◆ **ASSIGNMENT**
Find every line below that contains the word "name" and copy it out.

◆ **DATA RECORDS**
####
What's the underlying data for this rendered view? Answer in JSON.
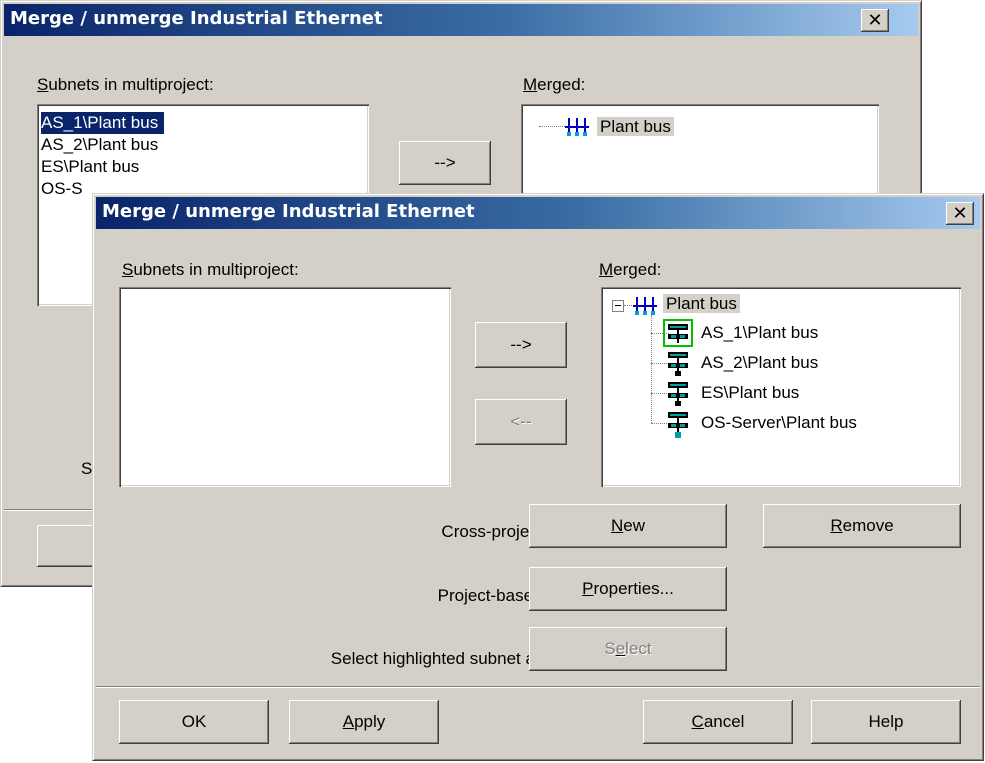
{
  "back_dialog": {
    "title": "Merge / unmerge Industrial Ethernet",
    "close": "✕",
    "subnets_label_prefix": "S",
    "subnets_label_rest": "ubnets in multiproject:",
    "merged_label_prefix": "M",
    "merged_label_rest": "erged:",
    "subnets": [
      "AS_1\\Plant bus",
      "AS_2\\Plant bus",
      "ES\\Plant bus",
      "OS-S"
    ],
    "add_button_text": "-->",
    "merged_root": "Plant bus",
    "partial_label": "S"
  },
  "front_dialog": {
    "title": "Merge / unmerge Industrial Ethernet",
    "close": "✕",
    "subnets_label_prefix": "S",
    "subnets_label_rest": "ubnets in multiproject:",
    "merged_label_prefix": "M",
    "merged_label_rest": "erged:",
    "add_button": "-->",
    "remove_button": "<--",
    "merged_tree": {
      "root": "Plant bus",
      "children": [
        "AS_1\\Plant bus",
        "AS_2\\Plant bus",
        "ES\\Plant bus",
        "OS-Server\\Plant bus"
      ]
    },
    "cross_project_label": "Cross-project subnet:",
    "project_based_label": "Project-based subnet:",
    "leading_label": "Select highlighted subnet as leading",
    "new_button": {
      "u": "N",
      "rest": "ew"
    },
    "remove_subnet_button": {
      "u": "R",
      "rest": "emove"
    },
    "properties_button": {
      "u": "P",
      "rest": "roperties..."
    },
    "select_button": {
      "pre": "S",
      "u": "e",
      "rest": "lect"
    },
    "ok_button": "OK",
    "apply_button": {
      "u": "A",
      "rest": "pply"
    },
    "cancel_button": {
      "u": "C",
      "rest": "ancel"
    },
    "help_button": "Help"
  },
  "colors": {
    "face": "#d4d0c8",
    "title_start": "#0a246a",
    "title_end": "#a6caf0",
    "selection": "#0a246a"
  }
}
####
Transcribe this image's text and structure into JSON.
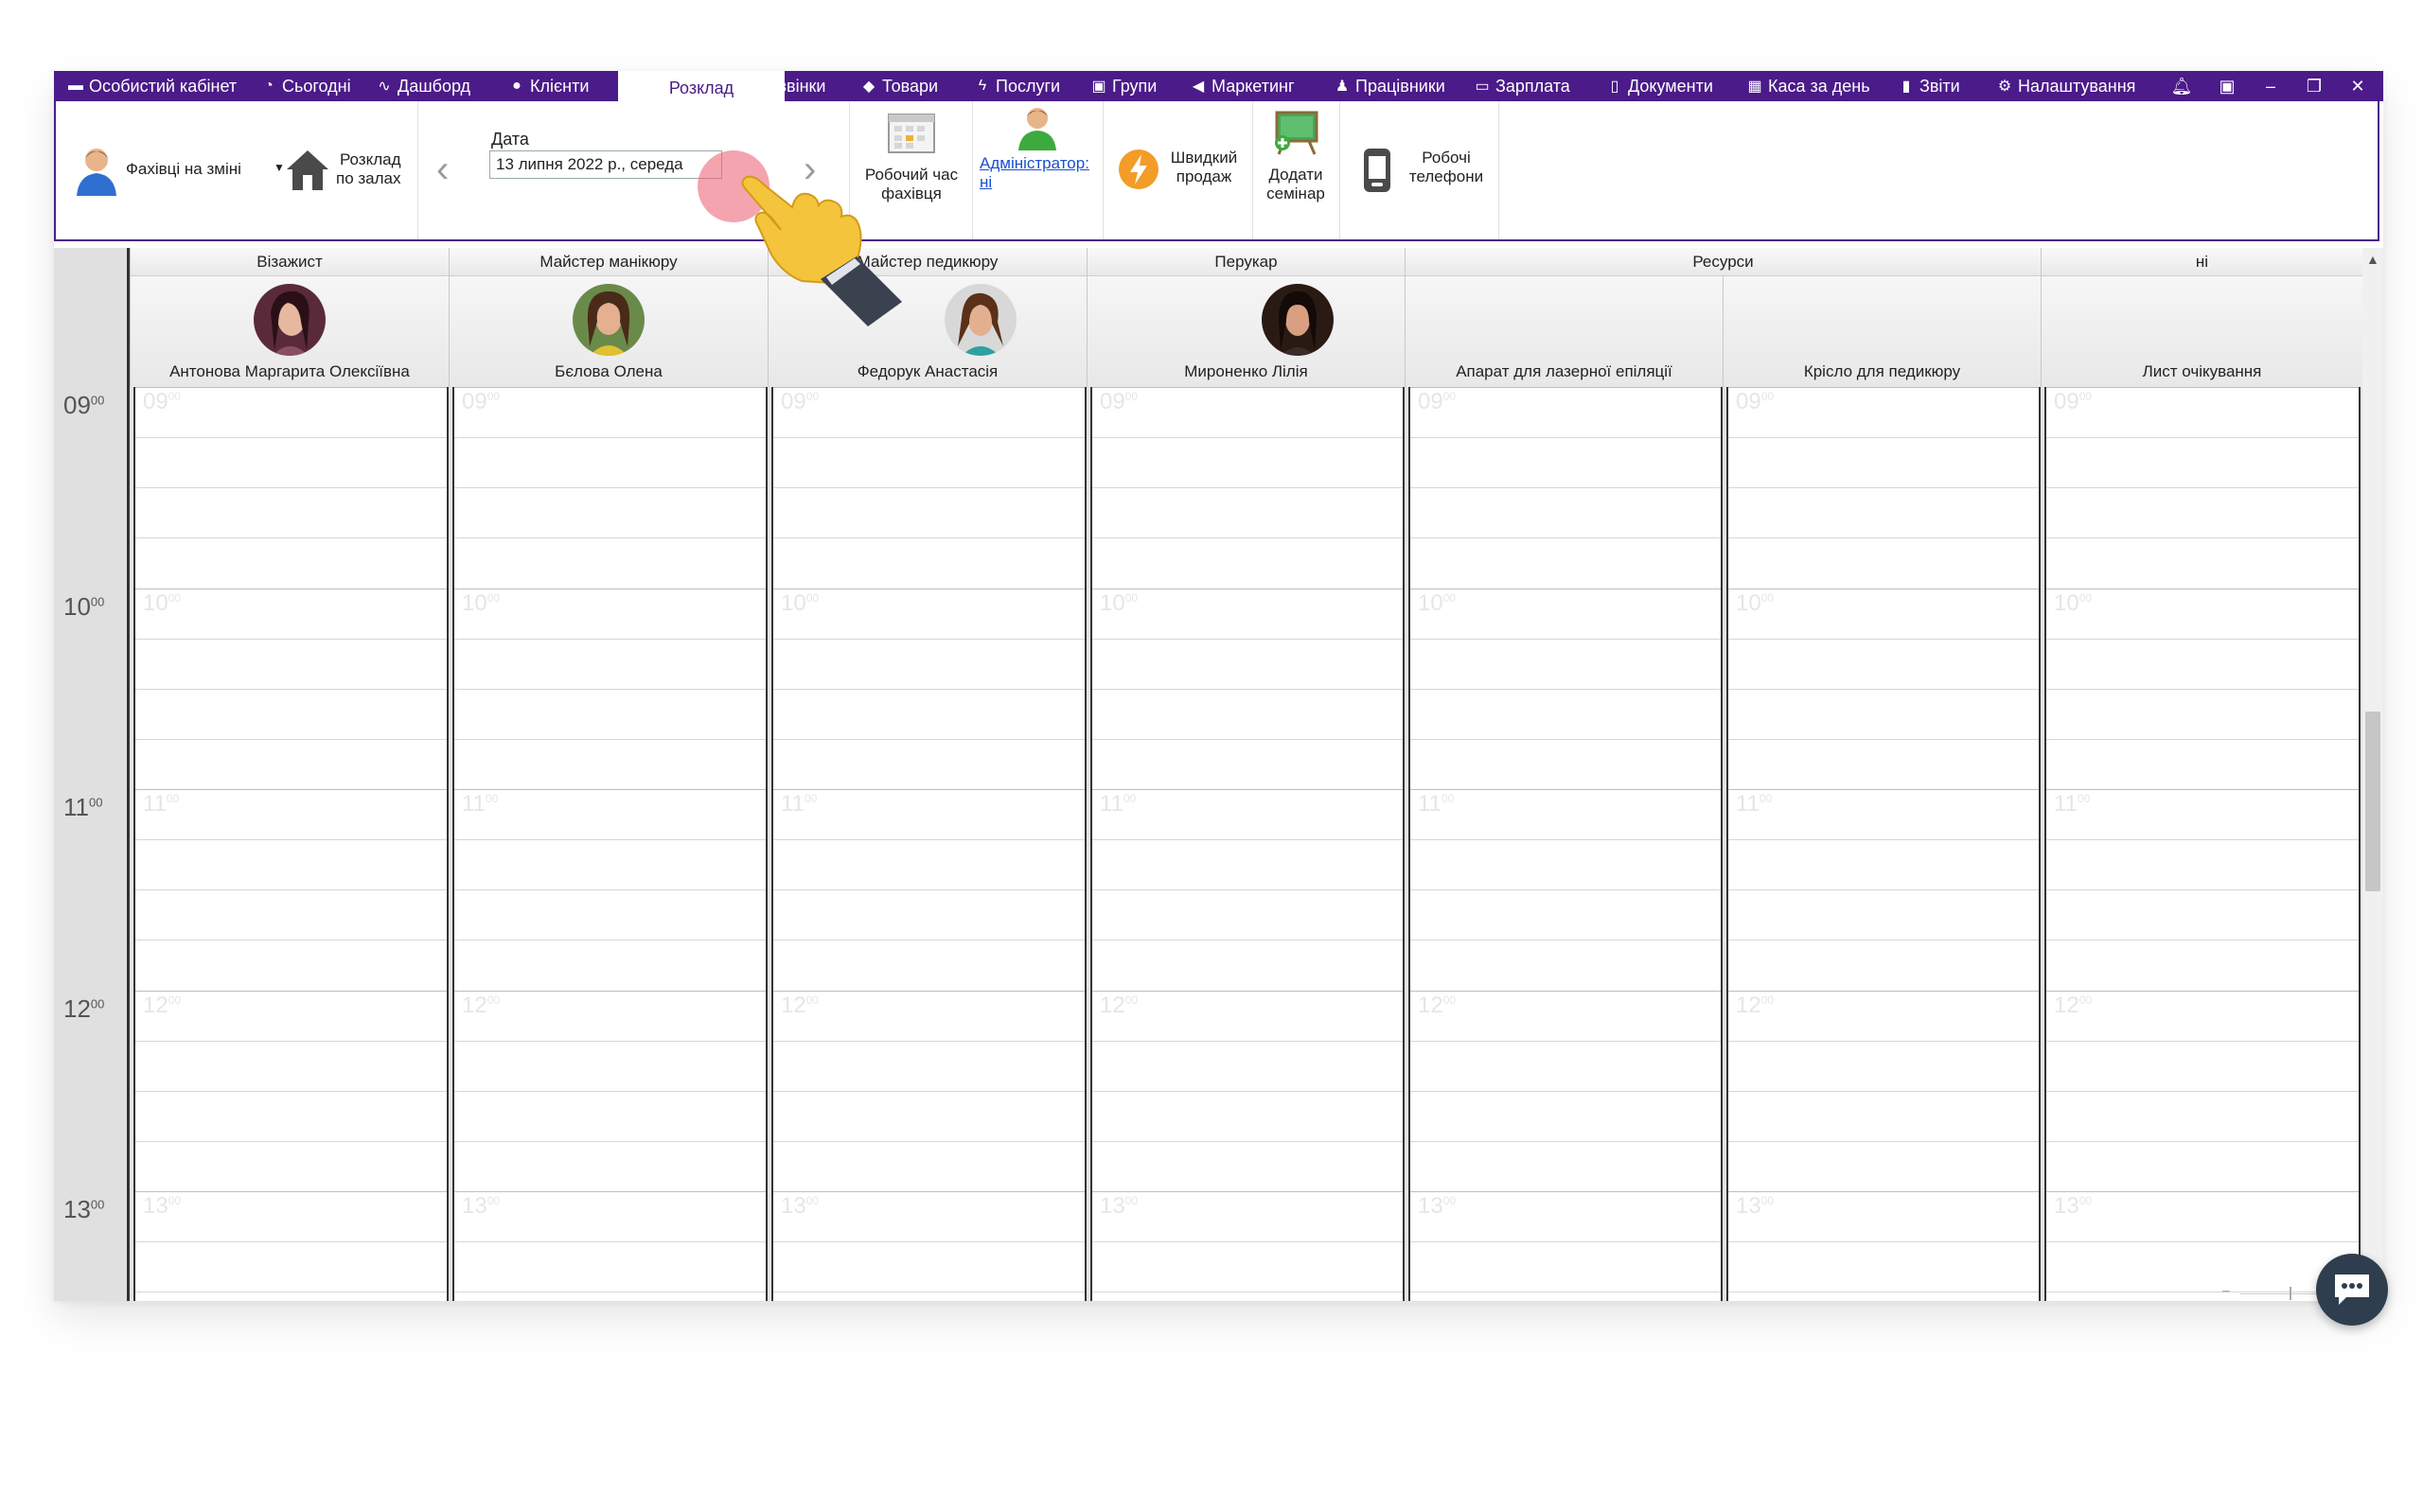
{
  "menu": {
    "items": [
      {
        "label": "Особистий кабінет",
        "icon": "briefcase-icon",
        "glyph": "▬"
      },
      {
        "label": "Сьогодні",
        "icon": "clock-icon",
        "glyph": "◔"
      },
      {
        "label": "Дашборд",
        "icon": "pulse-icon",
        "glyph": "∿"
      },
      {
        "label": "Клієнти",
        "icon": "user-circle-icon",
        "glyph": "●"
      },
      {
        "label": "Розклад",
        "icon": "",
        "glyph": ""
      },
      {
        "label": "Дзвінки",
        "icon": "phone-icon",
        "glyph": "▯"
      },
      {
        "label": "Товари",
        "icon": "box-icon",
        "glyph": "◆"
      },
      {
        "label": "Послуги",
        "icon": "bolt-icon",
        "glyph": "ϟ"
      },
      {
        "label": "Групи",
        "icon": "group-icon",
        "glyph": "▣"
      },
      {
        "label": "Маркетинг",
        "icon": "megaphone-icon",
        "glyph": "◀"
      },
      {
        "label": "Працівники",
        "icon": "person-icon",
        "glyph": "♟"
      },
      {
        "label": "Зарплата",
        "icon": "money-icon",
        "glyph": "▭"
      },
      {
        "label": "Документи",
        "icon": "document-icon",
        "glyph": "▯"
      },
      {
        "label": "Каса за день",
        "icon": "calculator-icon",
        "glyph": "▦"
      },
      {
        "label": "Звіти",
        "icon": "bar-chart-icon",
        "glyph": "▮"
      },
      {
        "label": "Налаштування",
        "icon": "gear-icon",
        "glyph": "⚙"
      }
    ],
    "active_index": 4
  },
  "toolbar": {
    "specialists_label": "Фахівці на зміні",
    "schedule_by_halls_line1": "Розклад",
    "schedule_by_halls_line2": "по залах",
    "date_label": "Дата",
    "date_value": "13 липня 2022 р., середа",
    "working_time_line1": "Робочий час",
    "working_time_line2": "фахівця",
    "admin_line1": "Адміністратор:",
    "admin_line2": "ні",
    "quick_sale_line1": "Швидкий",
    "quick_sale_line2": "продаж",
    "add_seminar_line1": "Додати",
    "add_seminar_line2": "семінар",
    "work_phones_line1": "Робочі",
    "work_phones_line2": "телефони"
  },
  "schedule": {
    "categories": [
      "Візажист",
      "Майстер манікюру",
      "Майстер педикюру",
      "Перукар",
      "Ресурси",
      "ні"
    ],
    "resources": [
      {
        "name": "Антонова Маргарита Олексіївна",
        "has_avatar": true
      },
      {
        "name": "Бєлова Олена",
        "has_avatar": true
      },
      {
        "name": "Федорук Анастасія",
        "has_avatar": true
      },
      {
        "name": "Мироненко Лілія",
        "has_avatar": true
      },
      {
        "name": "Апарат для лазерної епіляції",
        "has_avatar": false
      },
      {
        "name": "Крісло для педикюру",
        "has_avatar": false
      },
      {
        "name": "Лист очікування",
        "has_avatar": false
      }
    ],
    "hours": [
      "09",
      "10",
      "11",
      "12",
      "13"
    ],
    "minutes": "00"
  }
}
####
◆ **ANSWER TO THE PROBLEM**
        "name": "Антонова Маргарита Олексіївна",
        "name": "Бєлова Олена",
        "name": "Федорук Анастасія",
        "name": "Мироненко Лілія",
        "name": "Апарат для лазерної епіляції",
        "name": "Крісло для педикюру",
        "name": "Лист очікування",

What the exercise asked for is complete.